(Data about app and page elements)
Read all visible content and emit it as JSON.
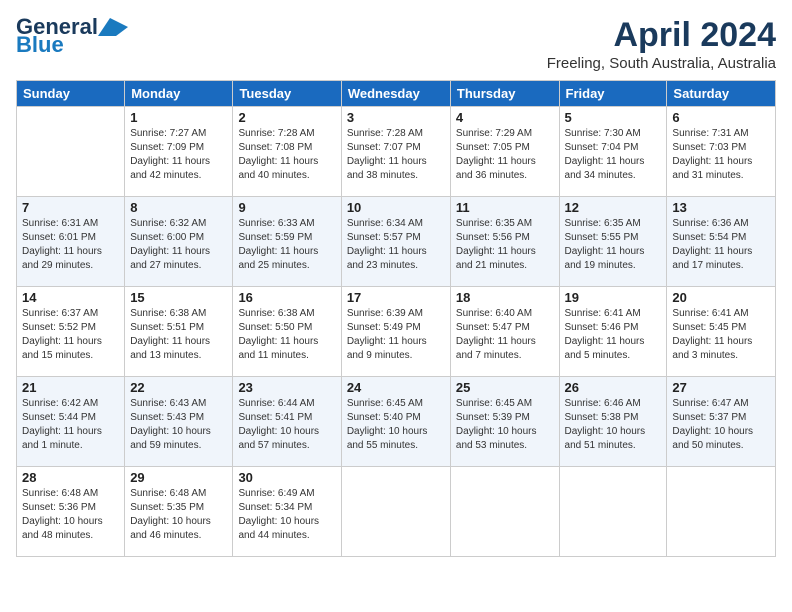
{
  "header": {
    "logo_line1": "General",
    "logo_line2": "Blue",
    "month_title": "April 2024",
    "subtitle": "Freeling, South Australia, Australia"
  },
  "columns": [
    "Sunday",
    "Monday",
    "Tuesday",
    "Wednesday",
    "Thursday",
    "Friday",
    "Saturday"
  ],
  "weeks": [
    [
      {
        "day": "",
        "info": ""
      },
      {
        "day": "1",
        "info": "Sunrise: 7:27 AM\nSunset: 7:09 PM\nDaylight: 11 hours\nand 42 minutes."
      },
      {
        "day": "2",
        "info": "Sunrise: 7:28 AM\nSunset: 7:08 PM\nDaylight: 11 hours\nand 40 minutes."
      },
      {
        "day": "3",
        "info": "Sunrise: 7:28 AM\nSunset: 7:07 PM\nDaylight: 11 hours\nand 38 minutes."
      },
      {
        "day": "4",
        "info": "Sunrise: 7:29 AM\nSunset: 7:05 PM\nDaylight: 11 hours\nand 36 minutes."
      },
      {
        "day": "5",
        "info": "Sunrise: 7:30 AM\nSunset: 7:04 PM\nDaylight: 11 hours\nand 34 minutes."
      },
      {
        "day": "6",
        "info": "Sunrise: 7:31 AM\nSunset: 7:03 PM\nDaylight: 11 hours\nand 31 minutes."
      }
    ],
    [
      {
        "day": "7",
        "info": "Sunrise: 6:31 AM\nSunset: 6:01 PM\nDaylight: 11 hours\nand 29 minutes."
      },
      {
        "day": "8",
        "info": "Sunrise: 6:32 AM\nSunset: 6:00 PM\nDaylight: 11 hours\nand 27 minutes."
      },
      {
        "day": "9",
        "info": "Sunrise: 6:33 AM\nSunset: 5:59 PM\nDaylight: 11 hours\nand 25 minutes."
      },
      {
        "day": "10",
        "info": "Sunrise: 6:34 AM\nSunset: 5:57 PM\nDaylight: 11 hours\nand 23 minutes."
      },
      {
        "day": "11",
        "info": "Sunrise: 6:35 AM\nSunset: 5:56 PM\nDaylight: 11 hours\nand 21 minutes."
      },
      {
        "day": "12",
        "info": "Sunrise: 6:35 AM\nSunset: 5:55 PM\nDaylight: 11 hours\nand 19 minutes."
      },
      {
        "day": "13",
        "info": "Sunrise: 6:36 AM\nSunset: 5:54 PM\nDaylight: 11 hours\nand 17 minutes."
      }
    ],
    [
      {
        "day": "14",
        "info": "Sunrise: 6:37 AM\nSunset: 5:52 PM\nDaylight: 11 hours\nand 15 minutes."
      },
      {
        "day": "15",
        "info": "Sunrise: 6:38 AM\nSunset: 5:51 PM\nDaylight: 11 hours\nand 13 minutes."
      },
      {
        "day": "16",
        "info": "Sunrise: 6:38 AM\nSunset: 5:50 PM\nDaylight: 11 hours\nand 11 minutes."
      },
      {
        "day": "17",
        "info": "Sunrise: 6:39 AM\nSunset: 5:49 PM\nDaylight: 11 hours\nand 9 minutes."
      },
      {
        "day": "18",
        "info": "Sunrise: 6:40 AM\nSunset: 5:47 PM\nDaylight: 11 hours\nand 7 minutes."
      },
      {
        "day": "19",
        "info": "Sunrise: 6:41 AM\nSunset: 5:46 PM\nDaylight: 11 hours\nand 5 minutes."
      },
      {
        "day": "20",
        "info": "Sunrise: 6:41 AM\nSunset: 5:45 PM\nDaylight: 11 hours\nand 3 minutes."
      }
    ],
    [
      {
        "day": "21",
        "info": "Sunrise: 6:42 AM\nSunset: 5:44 PM\nDaylight: 11 hours\nand 1 minute."
      },
      {
        "day": "22",
        "info": "Sunrise: 6:43 AM\nSunset: 5:43 PM\nDaylight: 10 hours\nand 59 minutes."
      },
      {
        "day": "23",
        "info": "Sunrise: 6:44 AM\nSunset: 5:41 PM\nDaylight: 10 hours\nand 57 minutes."
      },
      {
        "day": "24",
        "info": "Sunrise: 6:45 AM\nSunset: 5:40 PM\nDaylight: 10 hours\nand 55 minutes."
      },
      {
        "day": "25",
        "info": "Sunrise: 6:45 AM\nSunset: 5:39 PM\nDaylight: 10 hours\nand 53 minutes."
      },
      {
        "day": "26",
        "info": "Sunrise: 6:46 AM\nSunset: 5:38 PM\nDaylight: 10 hours\nand 51 minutes."
      },
      {
        "day": "27",
        "info": "Sunrise: 6:47 AM\nSunset: 5:37 PM\nDaylight: 10 hours\nand 50 minutes."
      }
    ],
    [
      {
        "day": "28",
        "info": "Sunrise: 6:48 AM\nSunset: 5:36 PM\nDaylight: 10 hours\nand 48 minutes."
      },
      {
        "day": "29",
        "info": "Sunrise: 6:48 AM\nSunset: 5:35 PM\nDaylight: 10 hours\nand 46 minutes."
      },
      {
        "day": "30",
        "info": "Sunrise: 6:49 AM\nSunset: 5:34 PM\nDaylight: 10 hours\nand 44 minutes."
      },
      {
        "day": "",
        "info": ""
      },
      {
        "day": "",
        "info": ""
      },
      {
        "day": "",
        "info": ""
      },
      {
        "day": "",
        "info": ""
      }
    ]
  ]
}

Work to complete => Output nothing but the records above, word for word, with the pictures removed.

Answer =>
Read all visible content and emit it as JSON.
{
  "header": {
    "logo_line1": "General",
    "logo_line2": "Blue",
    "month_title": "April 2024",
    "subtitle": "Freeling, South Australia, Australia"
  },
  "columns": [
    "Sunday",
    "Monday",
    "Tuesday",
    "Wednesday",
    "Thursday",
    "Friday",
    "Saturday"
  ],
  "weeks": [
    [
      {
        "day": "",
        "info": ""
      },
      {
        "day": "1",
        "info": "Sunrise: 7:27 AM\nSunset: 7:09 PM\nDaylight: 11 hours\nand 42 minutes."
      },
      {
        "day": "2",
        "info": "Sunrise: 7:28 AM\nSunset: 7:08 PM\nDaylight: 11 hours\nand 40 minutes."
      },
      {
        "day": "3",
        "info": "Sunrise: 7:28 AM\nSunset: 7:07 PM\nDaylight: 11 hours\nand 38 minutes."
      },
      {
        "day": "4",
        "info": "Sunrise: 7:29 AM\nSunset: 7:05 PM\nDaylight: 11 hours\nand 36 minutes."
      },
      {
        "day": "5",
        "info": "Sunrise: 7:30 AM\nSunset: 7:04 PM\nDaylight: 11 hours\nand 34 minutes."
      },
      {
        "day": "6",
        "info": "Sunrise: 7:31 AM\nSunset: 7:03 PM\nDaylight: 11 hours\nand 31 minutes."
      }
    ],
    [
      {
        "day": "7",
        "info": "Sunrise: 6:31 AM\nSunset: 6:01 PM\nDaylight: 11 hours\nand 29 minutes."
      },
      {
        "day": "8",
        "info": "Sunrise: 6:32 AM\nSunset: 6:00 PM\nDaylight: 11 hours\nand 27 minutes."
      },
      {
        "day": "9",
        "info": "Sunrise: 6:33 AM\nSunset: 5:59 PM\nDaylight: 11 hours\nand 25 minutes."
      },
      {
        "day": "10",
        "info": "Sunrise: 6:34 AM\nSunset: 5:57 PM\nDaylight: 11 hours\nand 23 minutes."
      },
      {
        "day": "11",
        "info": "Sunrise: 6:35 AM\nSunset: 5:56 PM\nDaylight: 11 hours\nand 21 minutes."
      },
      {
        "day": "12",
        "info": "Sunrise: 6:35 AM\nSunset: 5:55 PM\nDaylight: 11 hours\nand 19 minutes."
      },
      {
        "day": "13",
        "info": "Sunrise: 6:36 AM\nSunset: 5:54 PM\nDaylight: 11 hours\nand 17 minutes."
      }
    ],
    [
      {
        "day": "14",
        "info": "Sunrise: 6:37 AM\nSunset: 5:52 PM\nDaylight: 11 hours\nand 15 minutes."
      },
      {
        "day": "15",
        "info": "Sunrise: 6:38 AM\nSunset: 5:51 PM\nDaylight: 11 hours\nand 13 minutes."
      },
      {
        "day": "16",
        "info": "Sunrise: 6:38 AM\nSunset: 5:50 PM\nDaylight: 11 hours\nand 11 minutes."
      },
      {
        "day": "17",
        "info": "Sunrise: 6:39 AM\nSunset: 5:49 PM\nDaylight: 11 hours\nand 9 minutes."
      },
      {
        "day": "18",
        "info": "Sunrise: 6:40 AM\nSunset: 5:47 PM\nDaylight: 11 hours\nand 7 minutes."
      },
      {
        "day": "19",
        "info": "Sunrise: 6:41 AM\nSunset: 5:46 PM\nDaylight: 11 hours\nand 5 minutes."
      },
      {
        "day": "20",
        "info": "Sunrise: 6:41 AM\nSunset: 5:45 PM\nDaylight: 11 hours\nand 3 minutes."
      }
    ],
    [
      {
        "day": "21",
        "info": "Sunrise: 6:42 AM\nSunset: 5:44 PM\nDaylight: 11 hours\nand 1 minute."
      },
      {
        "day": "22",
        "info": "Sunrise: 6:43 AM\nSunset: 5:43 PM\nDaylight: 10 hours\nand 59 minutes."
      },
      {
        "day": "23",
        "info": "Sunrise: 6:44 AM\nSunset: 5:41 PM\nDaylight: 10 hours\nand 57 minutes."
      },
      {
        "day": "24",
        "info": "Sunrise: 6:45 AM\nSunset: 5:40 PM\nDaylight: 10 hours\nand 55 minutes."
      },
      {
        "day": "25",
        "info": "Sunrise: 6:45 AM\nSunset: 5:39 PM\nDaylight: 10 hours\nand 53 minutes."
      },
      {
        "day": "26",
        "info": "Sunrise: 6:46 AM\nSunset: 5:38 PM\nDaylight: 10 hours\nand 51 minutes."
      },
      {
        "day": "27",
        "info": "Sunrise: 6:47 AM\nSunset: 5:37 PM\nDaylight: 10 hours\nand 50 minutes."
      }
    ],
    [
      {
        "day": "28",
        "info": "Sunrise: 6:48 AM\nSunset: 5:36 PM\nDaylight: 10 hours\nand 48 minutes."
      },
      {
        "day": "29",
        "info": "Sunrise: 6:48 AM\nSunset: 5:35 PM\nDaylight: 10 hours\nand 46 minutes."
      },
      {
        "day": "30",
        "info": "Sunrise: 6:49 AM\nSunset: 5:34 PM\nDaylight: 10 hours\nand 44 minutes."
      },
      {
        "day": "",
        "info": ""
      },
      {
        "day": "",
        "info": ""
      },
      {
        "day": "",
        "info": ""
      },
      {
        "day": "",
        "info": ""
      }
    ]
  ]
}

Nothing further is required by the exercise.